*Problem*:
Repeat the records exactly, minus the pictures.

*Input data*:
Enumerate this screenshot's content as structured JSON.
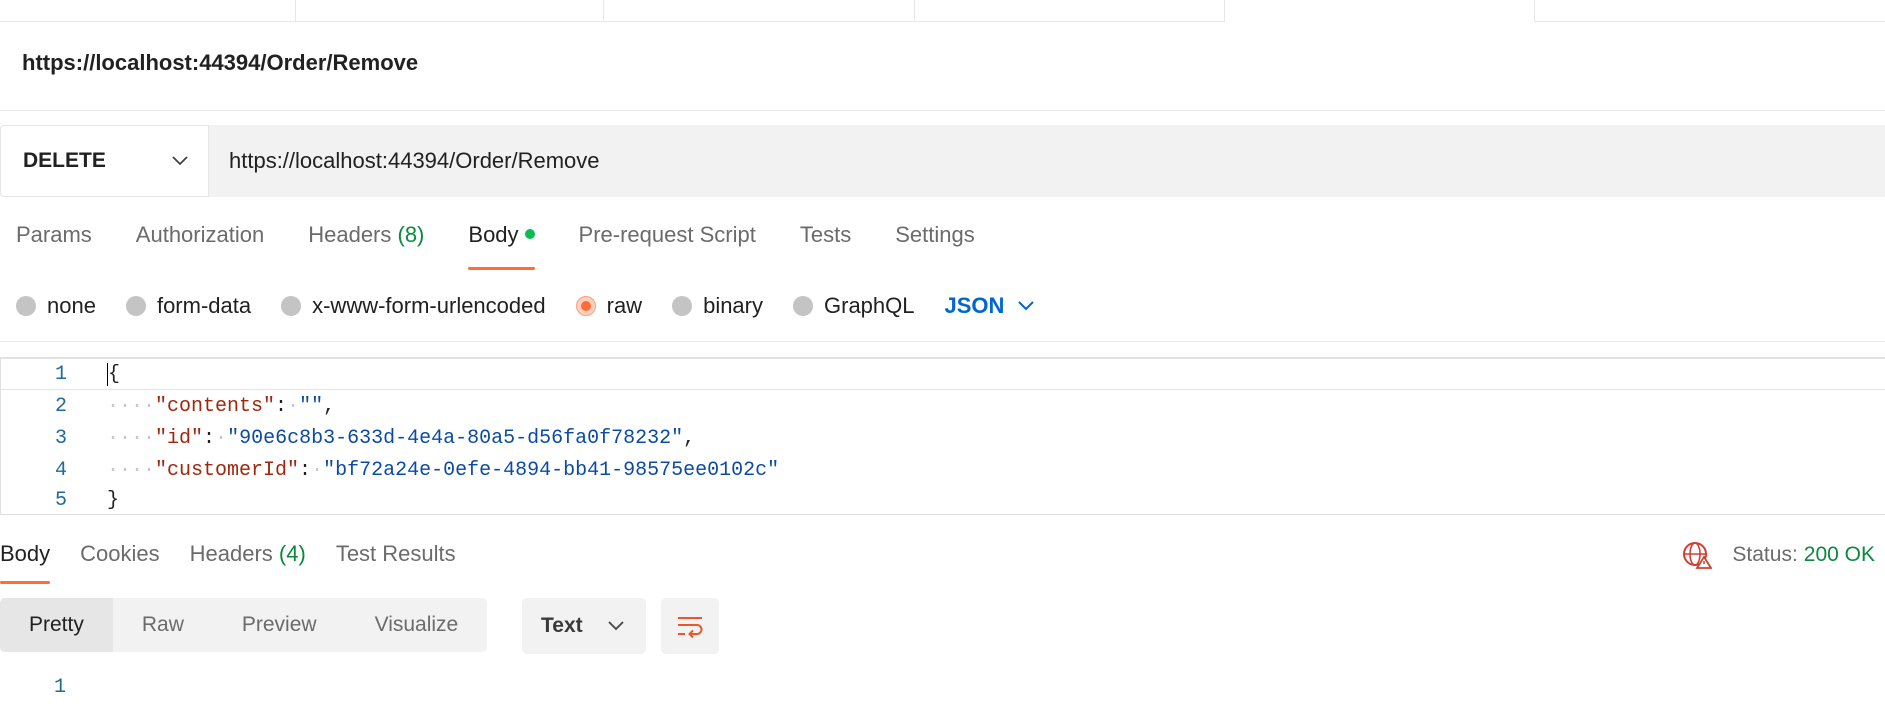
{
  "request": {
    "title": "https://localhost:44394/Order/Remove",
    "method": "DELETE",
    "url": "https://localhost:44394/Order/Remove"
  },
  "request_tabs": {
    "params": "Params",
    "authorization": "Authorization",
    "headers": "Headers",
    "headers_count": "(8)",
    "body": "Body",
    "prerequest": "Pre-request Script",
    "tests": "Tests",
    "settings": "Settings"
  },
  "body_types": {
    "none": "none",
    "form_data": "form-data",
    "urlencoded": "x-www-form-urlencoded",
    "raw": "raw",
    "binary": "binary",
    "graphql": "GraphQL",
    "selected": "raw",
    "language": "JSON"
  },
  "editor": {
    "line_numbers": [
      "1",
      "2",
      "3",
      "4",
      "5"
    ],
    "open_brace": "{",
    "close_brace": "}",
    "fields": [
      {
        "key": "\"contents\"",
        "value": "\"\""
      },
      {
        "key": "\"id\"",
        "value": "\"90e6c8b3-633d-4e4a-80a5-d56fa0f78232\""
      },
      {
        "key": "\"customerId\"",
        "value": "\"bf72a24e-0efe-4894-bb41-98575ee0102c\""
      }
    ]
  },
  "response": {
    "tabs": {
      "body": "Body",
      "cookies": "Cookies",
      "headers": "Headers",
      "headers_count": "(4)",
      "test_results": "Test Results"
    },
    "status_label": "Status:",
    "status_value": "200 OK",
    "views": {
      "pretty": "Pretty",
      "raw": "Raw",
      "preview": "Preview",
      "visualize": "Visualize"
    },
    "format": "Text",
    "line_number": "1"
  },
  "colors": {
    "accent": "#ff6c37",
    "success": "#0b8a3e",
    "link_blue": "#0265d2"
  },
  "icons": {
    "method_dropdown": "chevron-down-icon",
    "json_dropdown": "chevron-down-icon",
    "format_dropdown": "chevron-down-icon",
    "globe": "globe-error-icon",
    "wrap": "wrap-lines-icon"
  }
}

*Answer to the exercise*:
Enumerate this screenshot's content as structured JSON.
{
  "request": {
    "title": "https://localhost:44394/Order/Remove",
    "method": "DELETE",
    "url": "https://localhost:44394/Order/Remove"
  },
  "request_tabs": {
    "params": "Params",
    "authorization": "Authorization",
    "headers": "Headers",
    "headers_count": "(8)",
    "body": "Body",
    "prerequest": "Pre-request Script",
    "tests": "Tests",
    "settings": "Settings"
  },
  "body_types": {
    "none": "none",
    "form_data": "form-data",
    "urlencoded": "x-www-form-urlencoded",
    "raw": "raw",
    "binary": "binary",
    "graphql": "GraphQL",
    "selected": "raw",
    "language": "JSON"
  },
  "editor": {
    "line_numbers": [
      "1",
      "2",
      "3",
      "4",
      "5"
    ],
    "open_brace": "{",
    "close_brace": "}",
    "fields": [
      {
        "key": "\"contents\"",
        "value": "\"\""
      },
      {
        "key": "\"id\"",
        "value": "\"90e6c8b3-633d-4e4a-80a5-d56fa0f78232\""
      },
      {
        "key": "\"customerId\"",
        "value": "\"bf72a24e-0efe-4894-bb41-98575ee0102c\""
      }
    ]
  },
  "response": {
    "tabs": {
      "body": "Body",
      "cookies": "Cookies",
      "headers": "Headers",
      "headers_count": "(4)",
      "test_results": "Test Results"
    },
    "status_label": "Status:",
    "status_value": "200 OK",
    "views": {
      "pretty": "Pretty",
      "raw": "Raw",
      "preview": "Preview",
      "visualize": "Visualize"
    },
    "format": "Text",
    "line_number": "1"
  },
  "colors": {
    "accent": "#ff6c37",
    "success": "#0b8a3e",
    "link_blue": "#0265d2"
  },
  "icons": {
    "method_dropdown": "chevron-down-icon",
    "json_dropdown": "chevron-down-icon",
    "format_dropdown": "chevron-down-icon",
    "globe": "globe-error-icon",
    "wrap": "wrap-lines-icon"
  }
}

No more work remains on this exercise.